Maori Davenport of Troy, Alabama is a heck of a high school basketball player.
Last season, as a junior, Maori averaged 18.2 points, 12.2 rebounds and 5.2 blocks, and led her high school to the Class 5A state title. The year before, in a losing effort in the state title game, she had 20 points and 25 rebounds and swatted away 19 shots, an Alabama state record. She has committed to play at Rutgers.
Last November, however, Maori, a 6-foot-4 forward, was called into her principal’s office and told that the Alabama High School Athletic Association had ruled her ineligible for one year, her senior season.
Why? Well, the story begins last summer. Maori was part of the USA’ Women’s Under-18 team at the America’s Championship in Mexico City, where she led the team to the gold medal, leading the team in rebounding and blocked shots.
After the tournament, USA Basketball sent Maori, and every other girl on the team, a stipend of $857.20, effectively to compensate them for wages they could have earned working summer jobs rather than practicing and competing. What neither USA Basketball nor Maori knew was that such payments — while allowed at the collegiate level and by most states — are prohibited by the Alabama high school athletic governing body. In November, when she learned that the stipend wasn’t allowed, she returned the money to USA Basketball.
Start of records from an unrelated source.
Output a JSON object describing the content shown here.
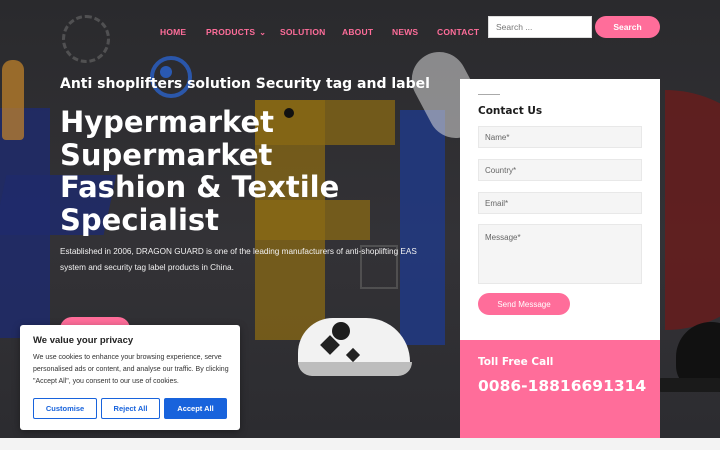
{
  "nav": {
    "items": [
      "HOME",
      "PRODUCTS",
      "SOLUTION",
      "ABOUT",
      "NEWS",
      "CONTACT"
    ],
    "products_icon": "chevron-down-icon"
  },
  "search": {
    "placeholder": "Search ...",
    "button_label": "Search"
  },
  "hero": {
    "subtitle": "Anti shoplifters solution Security tag and label",
    "headline": [
      "Hypermarket",
      "Supermarket",
      "Fashion & Textile",
      "Specialist"
    ],
    "description": "Established in 2006, DRAGON GUARD is one of the leading manufacturers of anti-shoplifting EAS system and security tag label products in China."
  },
  "contact": {
    "title": "Contact Us",
    "fields": {
      "name_placeholder": "Name*",
      "country_placeholder": "Country*",
      "email_placeholder": "Email*",
      "message_placeholder": "Message*"
    },
    "send_label": "Send Message"
  },
  "tollfree": {
    "label": "Toll Free Call",
    "phone": "0086-18816691314"
  },
  "cookie": {
    "title": "We value your privacy",
    "text": "We use cookies to enhance your browsing experience, serve personalised ads or content, and analyse our traffic. By clicking \"Accept All\", you consent to our use of cookies.",
    "customise_label": "Customise",
    "reject_label": "Reject All",
    "accept_label": "Accept All"
  },
  "colors": {
    "accent": "#ff6d9a",
    "cookie_blue": "#1863dc",
    "hero_bg": "#2f2f33"
  }
}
That wasn’t good enough for the Alabama authorities, who suspended her for the season.
Two appeals boards upheld the ruling.
Finally, common sense (in the form of the judicial system) kicked in. A judge granted her parents’ petition for immediate injunctive relief, clearing the way for Maori to play until the matter comes before the court on a full-blown merits hearing. And since, by granting the motion, the judge has already concluded that Maori’s case has a “likelihood of success,” you can bet she can focus more on the basketball court than the circuit court.
But did it really have to go this far in the first place?